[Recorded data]
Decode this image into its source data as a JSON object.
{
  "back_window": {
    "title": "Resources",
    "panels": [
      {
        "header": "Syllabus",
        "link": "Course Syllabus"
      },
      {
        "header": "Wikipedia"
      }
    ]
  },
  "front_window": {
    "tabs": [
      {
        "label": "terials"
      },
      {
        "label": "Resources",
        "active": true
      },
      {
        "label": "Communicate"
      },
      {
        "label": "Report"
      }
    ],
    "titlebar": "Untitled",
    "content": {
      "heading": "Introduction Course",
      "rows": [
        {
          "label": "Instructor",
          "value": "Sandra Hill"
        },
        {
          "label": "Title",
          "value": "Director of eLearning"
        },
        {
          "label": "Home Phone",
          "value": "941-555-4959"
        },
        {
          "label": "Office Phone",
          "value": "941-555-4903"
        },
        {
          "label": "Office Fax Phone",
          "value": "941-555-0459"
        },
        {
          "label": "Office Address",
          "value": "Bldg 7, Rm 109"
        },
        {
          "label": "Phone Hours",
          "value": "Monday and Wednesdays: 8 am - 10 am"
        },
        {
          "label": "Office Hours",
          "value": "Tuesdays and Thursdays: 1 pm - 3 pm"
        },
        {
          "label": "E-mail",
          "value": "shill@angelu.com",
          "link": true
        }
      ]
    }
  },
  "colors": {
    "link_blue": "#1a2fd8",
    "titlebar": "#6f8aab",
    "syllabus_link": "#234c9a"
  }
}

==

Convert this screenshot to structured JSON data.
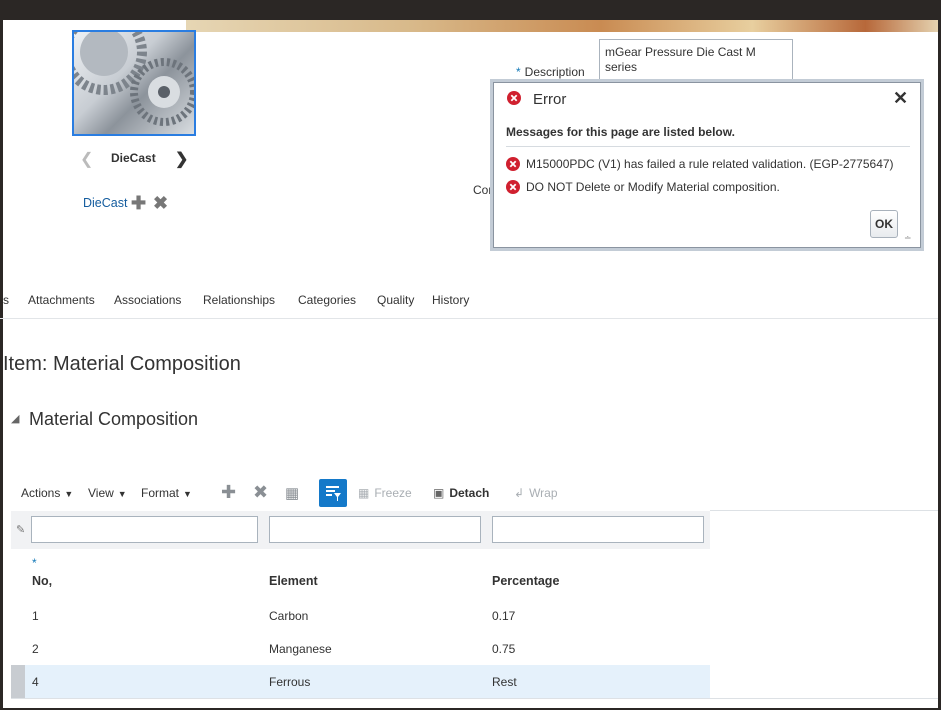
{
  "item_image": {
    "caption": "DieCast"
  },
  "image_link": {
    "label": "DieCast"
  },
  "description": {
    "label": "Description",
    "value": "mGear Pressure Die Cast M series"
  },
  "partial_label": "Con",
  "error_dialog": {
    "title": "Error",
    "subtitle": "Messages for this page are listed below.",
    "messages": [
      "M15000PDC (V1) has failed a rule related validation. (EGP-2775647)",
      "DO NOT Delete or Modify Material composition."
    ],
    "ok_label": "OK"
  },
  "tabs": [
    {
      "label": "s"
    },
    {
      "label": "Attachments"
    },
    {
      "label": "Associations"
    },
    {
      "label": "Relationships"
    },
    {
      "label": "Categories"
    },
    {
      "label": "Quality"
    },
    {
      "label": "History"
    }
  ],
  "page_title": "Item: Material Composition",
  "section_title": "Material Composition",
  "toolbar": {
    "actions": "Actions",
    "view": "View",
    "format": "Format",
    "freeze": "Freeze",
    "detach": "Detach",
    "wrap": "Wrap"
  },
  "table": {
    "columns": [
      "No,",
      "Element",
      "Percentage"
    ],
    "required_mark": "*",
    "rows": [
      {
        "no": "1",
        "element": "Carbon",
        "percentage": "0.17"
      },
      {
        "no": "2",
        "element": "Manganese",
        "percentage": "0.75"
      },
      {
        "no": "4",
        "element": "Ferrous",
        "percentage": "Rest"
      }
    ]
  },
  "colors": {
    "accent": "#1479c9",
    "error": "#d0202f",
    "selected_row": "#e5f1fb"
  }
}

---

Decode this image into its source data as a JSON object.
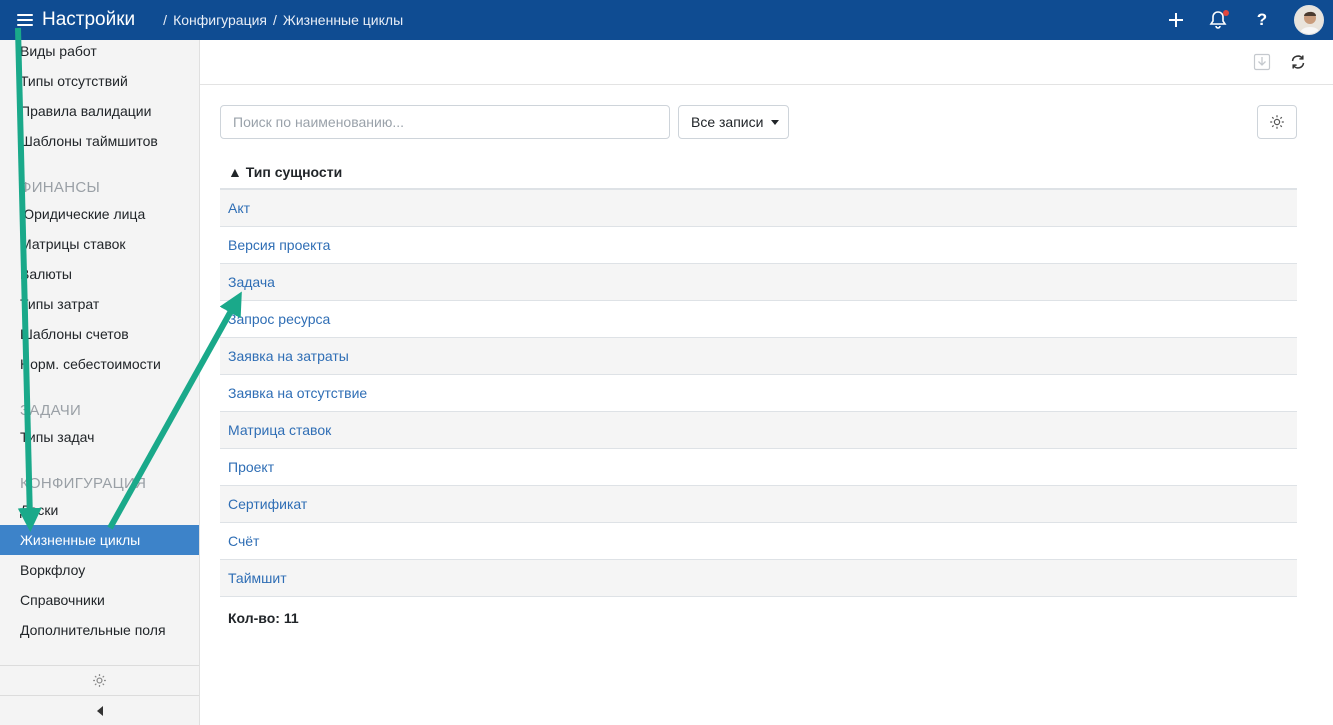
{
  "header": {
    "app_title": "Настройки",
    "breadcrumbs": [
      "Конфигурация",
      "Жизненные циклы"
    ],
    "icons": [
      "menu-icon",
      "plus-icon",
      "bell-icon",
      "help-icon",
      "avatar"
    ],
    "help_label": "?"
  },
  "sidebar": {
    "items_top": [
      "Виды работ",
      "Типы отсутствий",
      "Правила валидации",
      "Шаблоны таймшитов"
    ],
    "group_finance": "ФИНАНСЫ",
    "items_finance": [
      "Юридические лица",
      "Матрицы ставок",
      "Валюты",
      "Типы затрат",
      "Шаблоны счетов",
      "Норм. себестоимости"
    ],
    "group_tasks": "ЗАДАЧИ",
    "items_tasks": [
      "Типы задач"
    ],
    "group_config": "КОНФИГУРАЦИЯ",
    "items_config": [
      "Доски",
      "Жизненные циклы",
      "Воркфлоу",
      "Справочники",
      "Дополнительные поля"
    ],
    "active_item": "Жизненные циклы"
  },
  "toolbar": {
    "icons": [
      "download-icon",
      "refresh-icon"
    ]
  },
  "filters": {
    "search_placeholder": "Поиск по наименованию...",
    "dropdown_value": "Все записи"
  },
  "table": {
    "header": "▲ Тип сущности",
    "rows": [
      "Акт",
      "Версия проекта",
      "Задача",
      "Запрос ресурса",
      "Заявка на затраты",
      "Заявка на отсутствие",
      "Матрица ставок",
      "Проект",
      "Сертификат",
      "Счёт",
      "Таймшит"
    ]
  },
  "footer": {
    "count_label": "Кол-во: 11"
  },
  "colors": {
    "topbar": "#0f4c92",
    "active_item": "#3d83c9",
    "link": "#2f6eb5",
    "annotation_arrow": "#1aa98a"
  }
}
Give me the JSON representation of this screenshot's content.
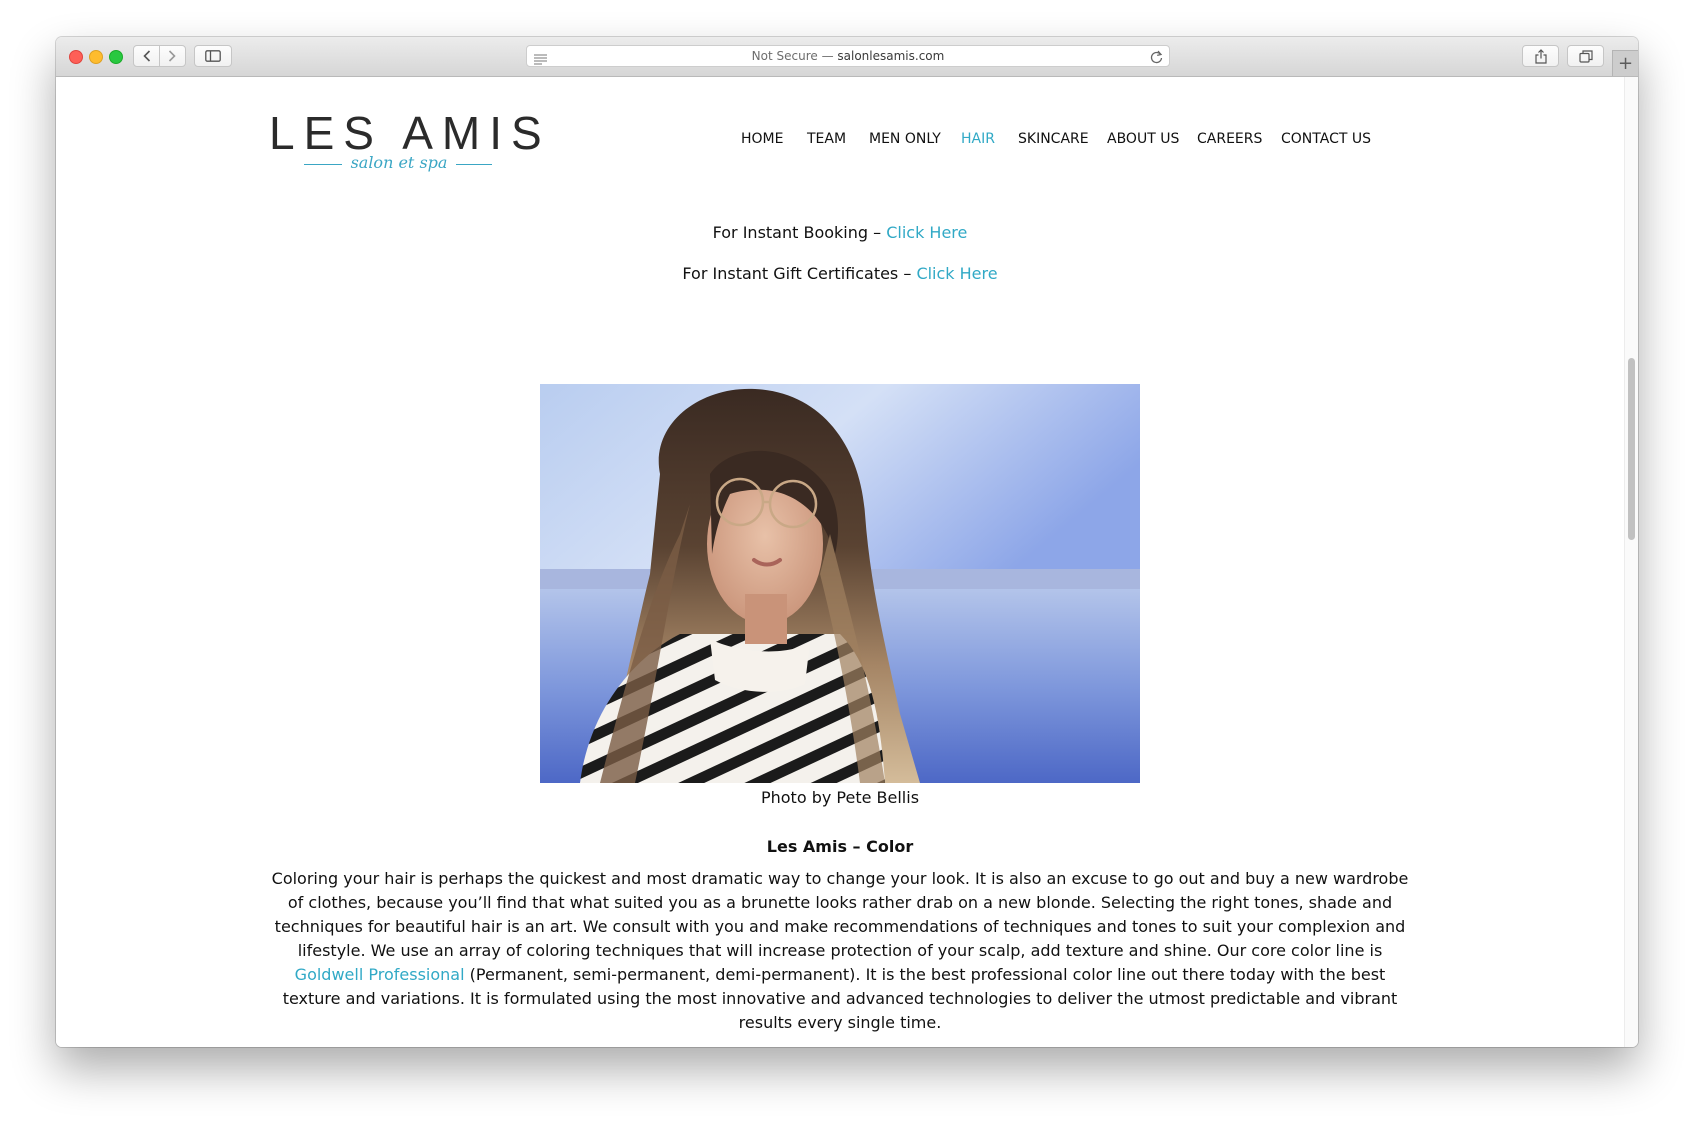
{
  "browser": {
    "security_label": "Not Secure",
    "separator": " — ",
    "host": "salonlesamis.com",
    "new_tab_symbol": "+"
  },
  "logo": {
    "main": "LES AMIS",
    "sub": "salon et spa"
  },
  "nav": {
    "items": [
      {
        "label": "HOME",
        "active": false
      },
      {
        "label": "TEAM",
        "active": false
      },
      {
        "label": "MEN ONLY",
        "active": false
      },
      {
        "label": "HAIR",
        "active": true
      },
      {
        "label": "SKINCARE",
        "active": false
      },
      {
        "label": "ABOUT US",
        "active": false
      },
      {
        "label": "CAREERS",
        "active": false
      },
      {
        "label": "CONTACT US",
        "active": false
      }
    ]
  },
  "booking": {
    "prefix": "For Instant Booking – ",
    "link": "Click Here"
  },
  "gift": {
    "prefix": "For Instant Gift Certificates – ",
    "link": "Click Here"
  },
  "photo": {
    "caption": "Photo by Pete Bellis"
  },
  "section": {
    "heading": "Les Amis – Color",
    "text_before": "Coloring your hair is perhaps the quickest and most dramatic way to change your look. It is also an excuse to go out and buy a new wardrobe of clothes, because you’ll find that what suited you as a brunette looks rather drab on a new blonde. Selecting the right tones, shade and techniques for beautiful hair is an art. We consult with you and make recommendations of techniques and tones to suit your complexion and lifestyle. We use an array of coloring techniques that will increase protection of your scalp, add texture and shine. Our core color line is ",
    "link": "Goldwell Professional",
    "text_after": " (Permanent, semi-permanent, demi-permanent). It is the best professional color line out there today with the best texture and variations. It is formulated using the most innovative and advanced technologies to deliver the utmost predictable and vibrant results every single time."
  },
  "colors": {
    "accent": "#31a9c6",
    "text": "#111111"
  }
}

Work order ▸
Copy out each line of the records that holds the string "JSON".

Reply to the exercise ▸
Decode this image into its source data as a JSON object.
Convert this screenshot to structured JSON data.
Decode this image into its source data as a JSON object.
Give me the JSON representation of this screenshot's content.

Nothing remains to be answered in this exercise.